01/31/2013 - ''Schools across the country continue to struggle with implementing the first new nutritional guidelines in 15 years governing meals served to nearly 32 million U.S. students every day. The new requirements of the U.S. Department of Agriculture’s (USDA) National School Lunch Program, put in place in January 2012, include eliminating full-fat milk, boosting whole-grain foods and reducing total calories on menus, and some schools are finding it a challenge to make their menus work under these regulations. Amid pressure from government officials, however, the USDA recently loosened up on some of its requirements on meat and grains.''
'''It wasn’t a big surprise that [the USDA] made those adjustments,' says Erik Olson, director of food programs at the Pew Health Group. 'They decided schools needed some time to do this. Standards for school meals have not been updated in 17 years. Right now, it looks like [these changes] are taking care of the issues some schools were facing that were causing initial growing pains.'
The USDA was unwilling to make more sweeping concessions possibly because there are some school districts that are implementing the new regulations with little difficulty and are not reporting major complaints from their students. A survey from the California Endowment reported that 82% of California students, for example, say they support the changes.
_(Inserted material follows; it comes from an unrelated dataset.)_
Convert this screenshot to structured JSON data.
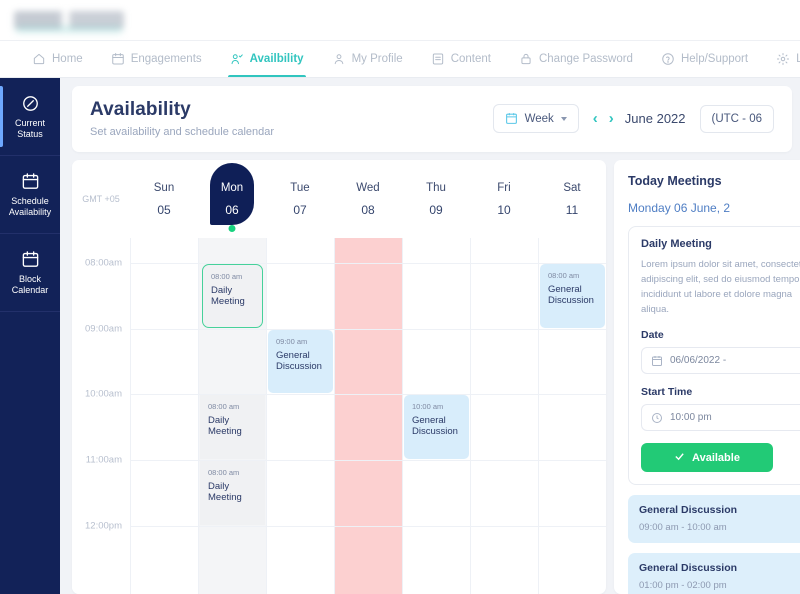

The Carrollton City Schools district in Georgia was named one of several school district “success stories” by the Kids’ Safe and Healthful Foods Project, a joint effort between the Pew Charitable Trusts and the Robert Wood Johnson Foundation to provide a nonpartisan analysis of school nutrition.''
Read the full article, More Food for Hungry Students: USDA Tweaks School Meals, on Time's website.